Finally, I observed some action! The Comanche support crew were heading out on the water.
But it was to be hours…
It got darker and darker, and I bemoaned not having my tripod.
And then suddenly, in the darkness, the winning yacht limped into the marina.
Comanche had won, and although it was an American yacht, it’s owner was an Australian- Kristy Hinze-Clark. Not only is she an Aussie, but a Queenslander, and by this time I was like a sardine- squashed by other supporters, all who turned out to be from Queensland! This was our first real glimpse of Kirsty and her husband Jim Clark (of Netscape fame).
I can’t tell you how relieved and elated she was. It was written over her face, and her crew and the support team went wild. The feeling was contagious.
This was a once in a lifetime opportunity that I highly recommend adding to your bucket list!
If there’s one thing about traveling to a cooler climate that’s a bonus, it’s the knowledge that the botanical gardens are going to be spectacular! I visited the Royal Tasmania Botanical Gardens on my recent trip to Hobart. Established in 1818, there are 14 hectares of gardens with over 6,000 exotic species.

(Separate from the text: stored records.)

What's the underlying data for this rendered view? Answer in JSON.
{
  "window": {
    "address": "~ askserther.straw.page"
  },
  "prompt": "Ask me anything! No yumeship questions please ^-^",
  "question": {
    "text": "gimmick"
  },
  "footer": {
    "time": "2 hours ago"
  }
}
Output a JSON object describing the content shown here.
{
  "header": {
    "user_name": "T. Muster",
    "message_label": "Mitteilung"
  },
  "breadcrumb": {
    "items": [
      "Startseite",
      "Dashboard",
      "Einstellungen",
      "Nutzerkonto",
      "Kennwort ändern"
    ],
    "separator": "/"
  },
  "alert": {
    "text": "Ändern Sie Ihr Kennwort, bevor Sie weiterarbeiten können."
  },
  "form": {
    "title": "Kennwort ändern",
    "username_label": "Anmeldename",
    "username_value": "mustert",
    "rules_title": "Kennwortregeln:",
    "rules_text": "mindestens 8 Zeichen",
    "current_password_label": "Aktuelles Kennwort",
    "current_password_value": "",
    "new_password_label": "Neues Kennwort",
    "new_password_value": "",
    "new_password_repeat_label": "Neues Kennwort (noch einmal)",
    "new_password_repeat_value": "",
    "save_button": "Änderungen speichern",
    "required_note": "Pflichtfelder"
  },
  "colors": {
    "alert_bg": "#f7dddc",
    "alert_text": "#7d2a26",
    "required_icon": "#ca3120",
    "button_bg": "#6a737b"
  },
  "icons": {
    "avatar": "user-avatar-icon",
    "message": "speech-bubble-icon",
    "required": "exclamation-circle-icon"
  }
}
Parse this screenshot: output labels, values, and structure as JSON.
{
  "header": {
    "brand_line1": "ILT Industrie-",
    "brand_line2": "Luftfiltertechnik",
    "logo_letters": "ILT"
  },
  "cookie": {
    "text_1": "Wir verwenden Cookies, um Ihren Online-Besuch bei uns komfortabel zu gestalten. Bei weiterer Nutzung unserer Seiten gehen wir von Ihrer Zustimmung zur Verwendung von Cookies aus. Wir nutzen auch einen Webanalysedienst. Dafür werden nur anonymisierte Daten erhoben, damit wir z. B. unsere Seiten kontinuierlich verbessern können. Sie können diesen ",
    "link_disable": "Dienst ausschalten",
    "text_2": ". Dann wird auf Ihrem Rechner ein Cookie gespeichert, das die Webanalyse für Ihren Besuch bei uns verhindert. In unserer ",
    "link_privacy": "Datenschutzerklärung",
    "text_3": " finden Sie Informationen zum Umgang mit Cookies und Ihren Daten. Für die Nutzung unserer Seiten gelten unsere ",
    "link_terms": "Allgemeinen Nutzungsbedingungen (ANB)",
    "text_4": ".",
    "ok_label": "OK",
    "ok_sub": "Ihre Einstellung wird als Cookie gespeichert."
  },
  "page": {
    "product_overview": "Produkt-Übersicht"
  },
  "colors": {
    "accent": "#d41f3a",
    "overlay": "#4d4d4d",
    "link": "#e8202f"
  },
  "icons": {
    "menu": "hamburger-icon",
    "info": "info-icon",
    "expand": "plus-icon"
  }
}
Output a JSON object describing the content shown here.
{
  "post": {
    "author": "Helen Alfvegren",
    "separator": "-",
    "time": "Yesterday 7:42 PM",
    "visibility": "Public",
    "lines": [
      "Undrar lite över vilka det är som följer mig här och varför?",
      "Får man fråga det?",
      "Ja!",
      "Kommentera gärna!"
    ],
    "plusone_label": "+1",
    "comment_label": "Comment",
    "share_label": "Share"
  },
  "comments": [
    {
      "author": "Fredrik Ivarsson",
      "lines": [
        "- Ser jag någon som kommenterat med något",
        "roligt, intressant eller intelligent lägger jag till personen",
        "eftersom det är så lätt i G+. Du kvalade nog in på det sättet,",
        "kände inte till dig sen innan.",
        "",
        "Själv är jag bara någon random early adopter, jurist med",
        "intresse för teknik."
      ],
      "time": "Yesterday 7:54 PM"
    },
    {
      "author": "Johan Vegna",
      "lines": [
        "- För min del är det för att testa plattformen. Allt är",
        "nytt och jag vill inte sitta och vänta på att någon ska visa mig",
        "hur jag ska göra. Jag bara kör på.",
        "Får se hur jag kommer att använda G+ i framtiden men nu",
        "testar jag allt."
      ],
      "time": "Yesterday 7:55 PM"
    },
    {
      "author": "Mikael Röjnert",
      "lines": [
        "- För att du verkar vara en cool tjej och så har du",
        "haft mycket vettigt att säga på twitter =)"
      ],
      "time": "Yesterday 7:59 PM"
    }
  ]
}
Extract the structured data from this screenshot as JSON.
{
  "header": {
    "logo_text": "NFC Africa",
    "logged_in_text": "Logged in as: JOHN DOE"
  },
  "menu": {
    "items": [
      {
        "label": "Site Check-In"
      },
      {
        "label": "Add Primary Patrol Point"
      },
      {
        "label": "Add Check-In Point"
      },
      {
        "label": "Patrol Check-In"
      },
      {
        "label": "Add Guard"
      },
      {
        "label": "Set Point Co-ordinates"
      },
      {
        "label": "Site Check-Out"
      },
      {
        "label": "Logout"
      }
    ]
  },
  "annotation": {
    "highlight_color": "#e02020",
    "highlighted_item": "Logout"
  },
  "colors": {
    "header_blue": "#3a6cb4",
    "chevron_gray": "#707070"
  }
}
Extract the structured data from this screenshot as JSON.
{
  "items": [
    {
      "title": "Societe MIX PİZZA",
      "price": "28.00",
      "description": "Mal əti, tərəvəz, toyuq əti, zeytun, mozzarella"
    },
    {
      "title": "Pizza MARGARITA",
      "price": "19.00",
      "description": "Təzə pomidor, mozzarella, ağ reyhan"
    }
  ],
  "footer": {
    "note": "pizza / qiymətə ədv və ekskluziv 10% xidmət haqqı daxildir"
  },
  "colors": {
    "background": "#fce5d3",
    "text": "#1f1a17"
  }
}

Lunch at the restaurant
For obvious reasons! It tasted as good as it looked!
Cold garden- Subantarctic Plant House
The subantarctic garden showcases plants and noises from Macquarie Island, to show realistically what the chilly fogs and mists of the windy island are like. I must admit I thought it was going to be freezing, but I would describe it as pleasantly cool. The official description is:
“The house was designed to replicate the appearance and environmental conditions of Macquarie Island and also to act as an experimental house for the cultivation of the plants from this region. The curved inner walls are painted with a mural depicting the various environments of the island, while the landscape has been recreated using plants, mosses and rock collected from Macquarie Island. An immersive audio sound-scape of the Macquarie Island environment adds to the illusion of traveling to this remote region and visitors will hear the sounds of wildlife from the Island, including elephant seals, penguins, albatross and skuas, as well as the ever-present wind and rain.“
Pete’s Veggie Patch/ Tasmanian Community Garden/ABC Gardening Australia
This is the garden that the ABC often filmed segments of its’ gardening show from. Originally part of ‘Pete’s Veggie Patch’ it is now frequented by Tino Carnevale for the ABC Gardening Australia show. The garden was
“Developed in conjunction with a coalition of community organisations and other interested individuals, it emphasises sustainability, highlights food security and produces local fruit and vegetables for the wider community. This garden provides inspiration and practical ideas for both the home gardener and other community gardens.”
How do you get there? We walked from our hotel, which was a good 30 minute walk, mostly uphill. On the way back however, we decided to catch the red double decker bus back into town for $3.50. This bus goes hourly, however, please check the timetable for details- it is clearly signed at the gardens and throughout town.
I have to admit, I’ve been procrastinating. I’ve finally edited all of my photos from our trip to Tasmania at Christmas.
Mum has asked not to be photographed in my travel writing and photography from now on, so this is the last mention I will make- the rest of the blogs will be from a purely technical travel writing perspective. But you know, I still believe in the power of travel to heal grief.
So as a little teaser, here is a video I made of our first stop Bruny Island.
A full blog is to follow.